I’ve started to forget things. How many days did I pine for that boy after my first kiss? Did I send that email? Which sister put soap on my toothbrush when I was six?
They don’t really matter, these lost memories. Most of them have been shunted to a hidden place in my brain to make room for the moments I met each of my children or the feeling of having my first novel published. But I wonder what I’m missing, what things I can’t even remember I’ve forgotten.
My first novel, Ink, is about a world where your life story is tattooed on your skin. Some tattoos you have no choice in: your name, your family tree, your attainments, failures and crimes. Other tattoos you pick specially: to mark a moment or embed a memory. When you die, your skin is removed and your tattoos are preserved in a book for your loved ones to read so you can be remembered when you are gone.

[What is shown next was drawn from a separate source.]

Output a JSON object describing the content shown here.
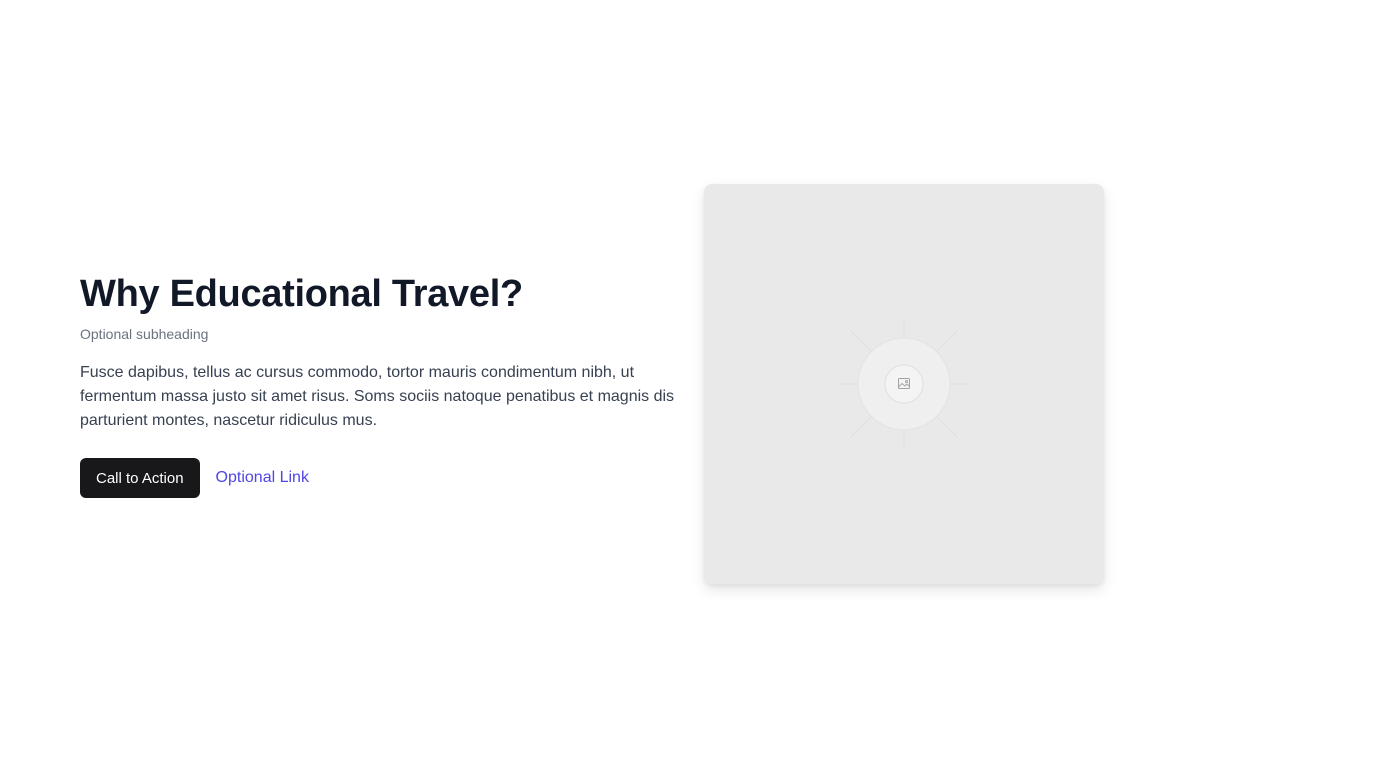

As well as each member of society having their history inked on their skin, there is a community storyteller. She doesn’t have her own tale on her skin, but instead she wears the fairy tales, myths and fables that make up the town’s history and faith.
I wrote Ink because I am passionate that stories matter and I believe that passing on stories, whether they are our own or a part of our community, is an essential part of being known and being connected.
I grew up in a house full of books. Not books made of my ancestor’s skin (thank goodness) but books that belonged to me and my sisters and books that were my parents’ (mainly Mum’s) but were within easy reach, arranged on the shelves by the colours of their spines. As a small child, I wasn’t sure why my Mum would spend so much time looking at books that didn’t have pictures, but there was something about the peacefulness of watching her read that made me desperate to have that for myself.
I remember the first moment reading clicked – when I read fluently rather than word by word. At that moment I felt ‘oh, this is it. This is reading, and it’s amazing!’. And I didn’t stop. I rarely read the same books as my mum – many of the books on the shelves just never called out to me to be read. But she passed on that feeling – that quiet, tented sensation of being hidden in plain sight when reading a great book.
And now, as a mother myself, I can guarantee that if I tell my nine-year-old son ‘I loved this book when I was your age’, he will refuse to read it or claim it’s not his thing. But I see the legacy of story-love passed down when he falls asleep with his bedside lamp still on and a book tucked under his fingers. I see it when we change his sheets and he has six books under his pillow. And I am beginning to see it in my six-year-old who squirms with delight at being read to and who thinks that she is being rebellious by reading a magazine out loud after she has been kissed goodnight. I see it too in my eleven-year-old who is unable to read but who loves story – I see it in his desire to re-watch the same movie, to sing familiar songs, to tell the same joke so we can all laugh together.
We don’t necessarily pass on the same stories, and my children may not know all the memories I wish I could share with them. But if I can pass on the magic of story to my children in the way my mother did to me, it will be a legacy that counts and continues in magical, beautiful ways.